Once again Jenny D. is asking questions that generate discussion (thanks, Jenny!). This time she wants to know what would you change about No Child Left Behind (the law not the concept)? That’s easy. The law really can’t be successfully changed since two of the fundamental premises underlying the legislation are flawed.
The first problem with the ideas behind NCLB is that it puts the federal government in control of the educational programs in our schools. Of course, the text of the law doesn’t say it directly but that’s the net effect. I’m one of those who believes that we should have a national curriculum for K12 education, at least a national minimum, rather than the hodgepodge of hundreds of local curriculums. But that’s not the way the system has been established in this country.
Constitutionally, the education of our children is the responsibility of the states, not the federal government. However, NCLB with it’s system of penalties for states and schools, puts the federal government in charge. They didn’t take full responsibility, of course (they never do). But the veto power of being able to reject or demand modifications to any state plan has the same effect.
The second flaw in the concepts on which NCLB is built is even worse. The law assumes every school is the same, every classroom is the same, every teacher is the same, every student is the same. For example, under the rules, by 2016, if every third grader in a particular classroom doesn’t learn the same thing as every other third grader in the same state by the time the test rolls around in the spring, the school will be declared failing. And all the appropriate penalties will be imposed on the whole school.

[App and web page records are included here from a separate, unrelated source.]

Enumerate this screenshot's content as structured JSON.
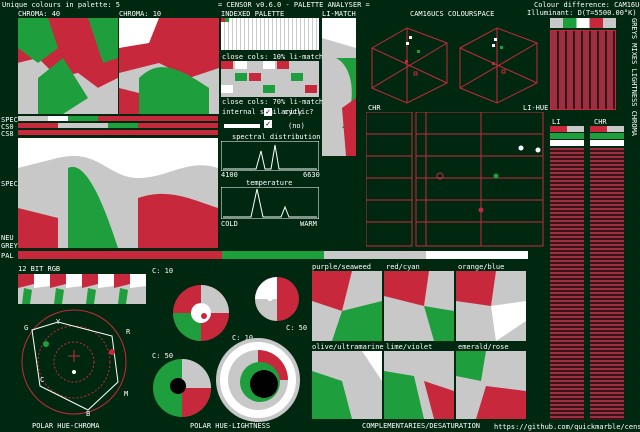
{
  "header": {
    "unique_colours": "Unique colours in palette: 5",
    "app_title": "= CENSOR v0.6.0 - PALETTE ANALYSER =",
    "colour_diff": "Colour difference: CAM16UCS",
    "illuminant": "Illuminant: D(T=5500.00°K)"
  },
  "panels": {
    "chroma_40": "CHROMA: 40",
    "chroma_10": "CHROMA: 10",
    "indexed_palette": "INDEXED PALETTE",
    "li_match_top": "LI-MATCH",
    "close_cols_10": "close cols: 10% li-match",
    "close_cols_70": "close cols: 70% li-match",
    "internal_similarity": "internal similarity",
    "cyclic": "cyclic?",
    "cyclic_value": "(no)",
    "spectral_distribution": "spectral distribution",
    "wl_min": "4100",
    "wl_max": "6630",
    "temperature": "temperature",
    "cold": "COLD",
    "warm": "WARM",
    "cam16_space": "CAM16UCS COLOURSPACE",
    "chr": "CHR",
    "li_hue": "LI-HUE",
    "li": "LI",
    "chr_right": "CHR",
    "greyscale_vertical": "GREYS MIXES LIGHTNESS CHROMA",
    "spec": "SPEC",
    "cs0": "CS0",
    "cs8": "CS8",
    "spec_bar": "SPEC",
    "neu": "NEU",
    "grey": "GREY",
    "pal": "PAL",
    "rgb_12bit": "12 BIT RGB",
    "c10_ring": "C: 10",
    "c50_small": "C: 50",
    "c50_left": "C: 50",
    "c10_big": "C: 10",
    "polar_hue_chroma": "POLAR HUE-CHROMA",
    "polar_hue_lightness": "POLAR HUE-LIGHTNESS",
    "complementaries": "COMPLEMENTARIES/DESATURATION",
    "url": "https://github.com/quickmarble/censor",
    "axis_labels": [
      "G",
      "Y",
      "R",
      "C",
      "M",
      "B"
    ]
  },
  "complements": [
    {
      "label": "purple/seaweed"
    },
    {
      "label": "red/cyan"
    },
    {
      "label": "orange/blue"
    },
    {
      "label": "olive/ultramarine"
    },
    {
      "label": "lime/violet"
    },
    {
      "label": "emerald/rose"
    }
  ],
  "colors": {
    "background": "#002810",
    "red": "#c8283c",
    "green": "#1e9e3c",
    "grey": "#c8c8c8",
    "white": "#ffffff",
    "black": "#000000"
  },
  "checkboxes": {
    "internal_similarity": true,
    "cyclic": true
  }
}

It doesn’t take an educational PhD to understand that children learn at different rates and beating their teachers over the head with a test isn’t going to change that. But, the structure of grade levels used in most of our elementary schools doesn’t take that simple fact into account and the continual testing program under NCLB cements that flaw into the system. There will always be some kids who take longer to learn to read at a "third-grade level" or to do long division* than their peers.
There are other underlying problems but those two fundamental shortcomings are enough to see there is no way to alter NCLB. The only thing to be done is to kill this one-size-fits-all, train-wreck of a law. Then maybe we can begin a serious discussion of how to overhaul the basic structure of American education, a 19th century model which has not translated well into the 21st century.
* an antiquated skill that should be dropped from the math curriculum – but that’s another rant :-)